• EXERCISE REQUIREMENTS
Show each line of the records below where the word "threads" occurs.

[SOURCE DATA]

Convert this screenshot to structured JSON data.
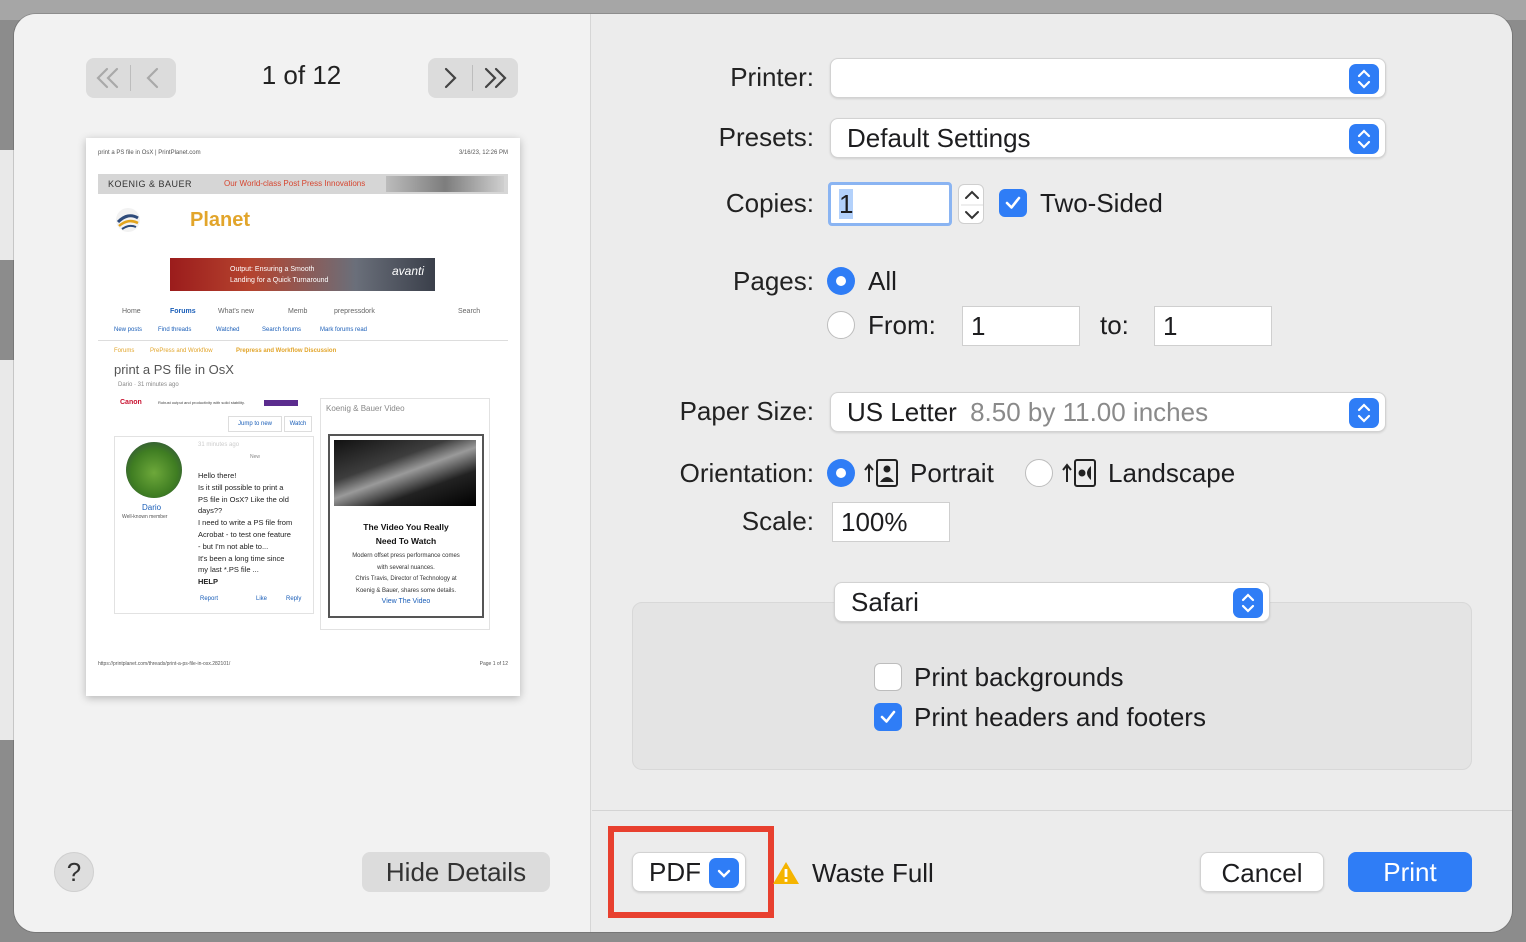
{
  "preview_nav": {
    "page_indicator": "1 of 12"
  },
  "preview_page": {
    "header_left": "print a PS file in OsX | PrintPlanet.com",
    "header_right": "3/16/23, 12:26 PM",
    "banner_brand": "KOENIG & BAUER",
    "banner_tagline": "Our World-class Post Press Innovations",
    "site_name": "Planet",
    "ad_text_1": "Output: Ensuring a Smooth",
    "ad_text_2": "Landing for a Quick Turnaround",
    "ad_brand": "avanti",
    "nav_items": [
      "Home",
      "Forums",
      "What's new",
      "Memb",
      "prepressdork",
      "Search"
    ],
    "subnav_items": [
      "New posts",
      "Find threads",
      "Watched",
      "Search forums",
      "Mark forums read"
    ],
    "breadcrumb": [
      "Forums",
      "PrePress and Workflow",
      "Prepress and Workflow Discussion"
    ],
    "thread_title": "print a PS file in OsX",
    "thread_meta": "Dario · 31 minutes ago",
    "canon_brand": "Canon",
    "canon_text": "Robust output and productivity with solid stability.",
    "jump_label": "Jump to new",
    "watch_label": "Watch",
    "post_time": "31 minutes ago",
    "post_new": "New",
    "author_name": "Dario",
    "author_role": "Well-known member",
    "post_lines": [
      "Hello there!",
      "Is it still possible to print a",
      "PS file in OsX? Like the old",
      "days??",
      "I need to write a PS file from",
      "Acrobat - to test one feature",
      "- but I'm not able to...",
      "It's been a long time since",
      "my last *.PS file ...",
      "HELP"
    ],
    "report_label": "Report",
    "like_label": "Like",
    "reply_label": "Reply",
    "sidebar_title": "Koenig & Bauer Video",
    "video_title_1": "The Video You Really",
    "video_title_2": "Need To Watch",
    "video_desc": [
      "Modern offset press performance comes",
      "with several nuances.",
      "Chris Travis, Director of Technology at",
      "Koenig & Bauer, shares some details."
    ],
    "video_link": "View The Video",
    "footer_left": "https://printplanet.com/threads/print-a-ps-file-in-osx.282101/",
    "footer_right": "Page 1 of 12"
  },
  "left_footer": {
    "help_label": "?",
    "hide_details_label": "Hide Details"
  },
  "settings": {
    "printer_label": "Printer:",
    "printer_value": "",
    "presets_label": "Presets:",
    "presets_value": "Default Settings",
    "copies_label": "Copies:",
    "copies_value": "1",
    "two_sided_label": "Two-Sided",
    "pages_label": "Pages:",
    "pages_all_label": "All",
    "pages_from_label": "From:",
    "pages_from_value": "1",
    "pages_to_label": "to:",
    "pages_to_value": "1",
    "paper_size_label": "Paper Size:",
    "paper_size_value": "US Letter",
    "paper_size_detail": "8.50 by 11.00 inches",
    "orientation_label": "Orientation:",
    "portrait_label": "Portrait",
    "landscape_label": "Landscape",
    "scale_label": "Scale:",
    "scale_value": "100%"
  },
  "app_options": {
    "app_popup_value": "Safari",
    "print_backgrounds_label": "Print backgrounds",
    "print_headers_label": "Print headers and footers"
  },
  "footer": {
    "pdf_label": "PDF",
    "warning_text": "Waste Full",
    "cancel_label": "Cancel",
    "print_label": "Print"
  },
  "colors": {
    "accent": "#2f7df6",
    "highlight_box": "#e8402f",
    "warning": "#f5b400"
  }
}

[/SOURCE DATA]
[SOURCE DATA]

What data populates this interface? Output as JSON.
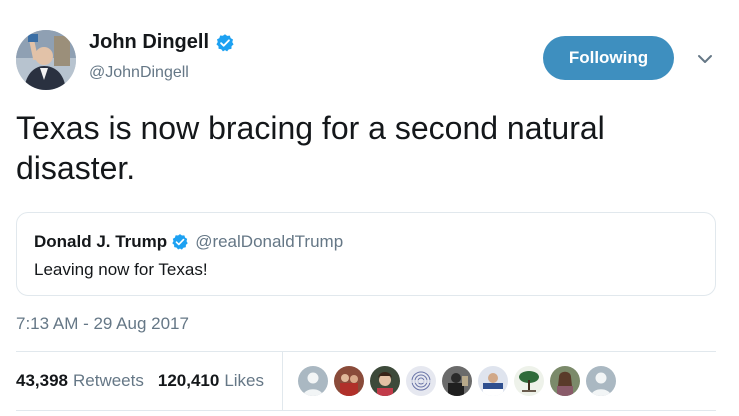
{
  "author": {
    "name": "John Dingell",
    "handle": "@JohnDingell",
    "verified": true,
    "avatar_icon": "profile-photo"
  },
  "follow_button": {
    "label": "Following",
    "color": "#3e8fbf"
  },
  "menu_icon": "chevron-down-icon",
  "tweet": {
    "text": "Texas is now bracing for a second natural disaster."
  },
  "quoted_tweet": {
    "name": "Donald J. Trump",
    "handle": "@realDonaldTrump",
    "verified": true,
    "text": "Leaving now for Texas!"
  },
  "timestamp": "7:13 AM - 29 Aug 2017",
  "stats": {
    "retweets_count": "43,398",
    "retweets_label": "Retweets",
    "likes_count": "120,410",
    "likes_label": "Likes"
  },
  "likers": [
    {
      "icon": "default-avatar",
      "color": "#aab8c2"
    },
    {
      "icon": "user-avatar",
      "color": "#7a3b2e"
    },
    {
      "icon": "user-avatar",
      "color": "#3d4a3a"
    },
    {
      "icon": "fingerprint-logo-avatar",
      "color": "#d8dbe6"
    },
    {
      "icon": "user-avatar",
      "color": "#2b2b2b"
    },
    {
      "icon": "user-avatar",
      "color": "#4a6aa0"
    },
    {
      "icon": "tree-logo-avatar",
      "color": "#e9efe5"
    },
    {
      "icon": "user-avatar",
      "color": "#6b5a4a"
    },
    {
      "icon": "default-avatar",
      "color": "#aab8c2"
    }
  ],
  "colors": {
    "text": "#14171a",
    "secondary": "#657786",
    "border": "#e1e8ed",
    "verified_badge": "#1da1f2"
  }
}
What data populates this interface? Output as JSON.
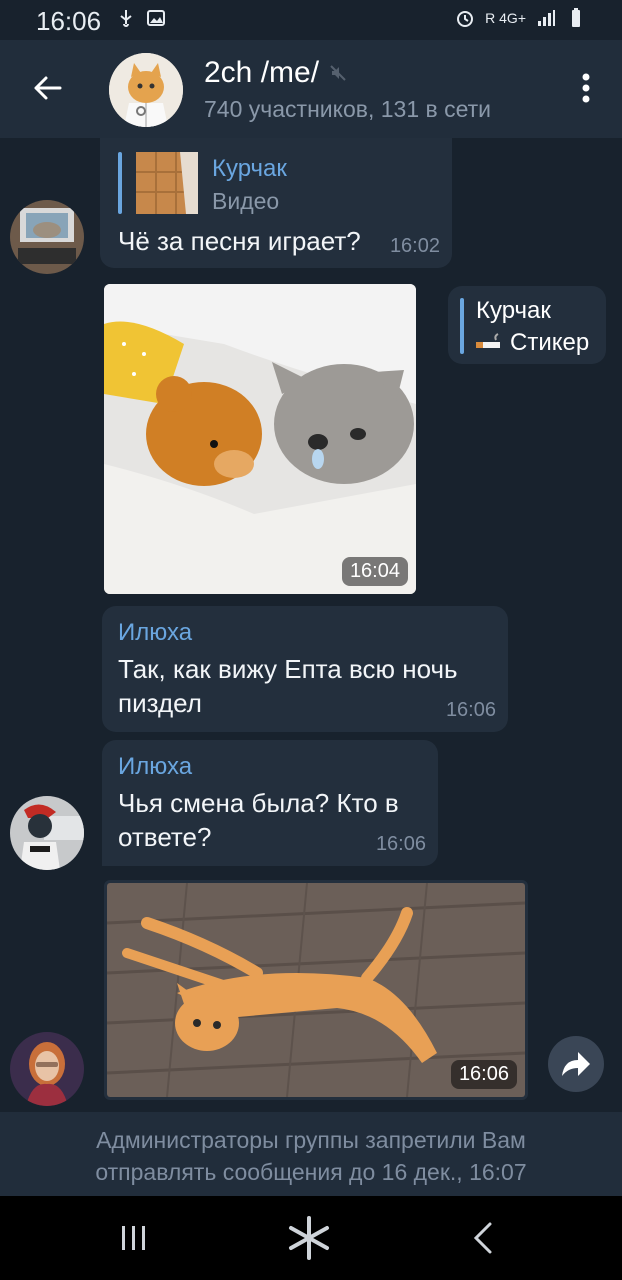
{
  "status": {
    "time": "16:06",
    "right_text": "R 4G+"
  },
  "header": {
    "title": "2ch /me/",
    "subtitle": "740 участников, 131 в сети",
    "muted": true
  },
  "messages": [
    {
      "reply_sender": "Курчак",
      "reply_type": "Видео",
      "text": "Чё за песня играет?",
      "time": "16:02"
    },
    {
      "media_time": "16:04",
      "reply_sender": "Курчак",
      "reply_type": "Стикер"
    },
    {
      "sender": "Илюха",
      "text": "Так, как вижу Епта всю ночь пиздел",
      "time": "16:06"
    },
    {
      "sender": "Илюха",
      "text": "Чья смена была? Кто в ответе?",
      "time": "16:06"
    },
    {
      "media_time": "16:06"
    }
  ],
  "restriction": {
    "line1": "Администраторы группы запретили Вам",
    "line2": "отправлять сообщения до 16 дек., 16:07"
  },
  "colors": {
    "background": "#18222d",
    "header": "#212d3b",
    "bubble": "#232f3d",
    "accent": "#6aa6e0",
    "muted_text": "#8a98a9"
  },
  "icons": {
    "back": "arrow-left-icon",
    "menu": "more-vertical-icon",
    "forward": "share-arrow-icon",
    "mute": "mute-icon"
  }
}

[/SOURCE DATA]

• ANSWER SPACE
      "Find threads",
    "footer_left": "https://printplanet.com/threads/print-a-ps-file-in-osx.282101/",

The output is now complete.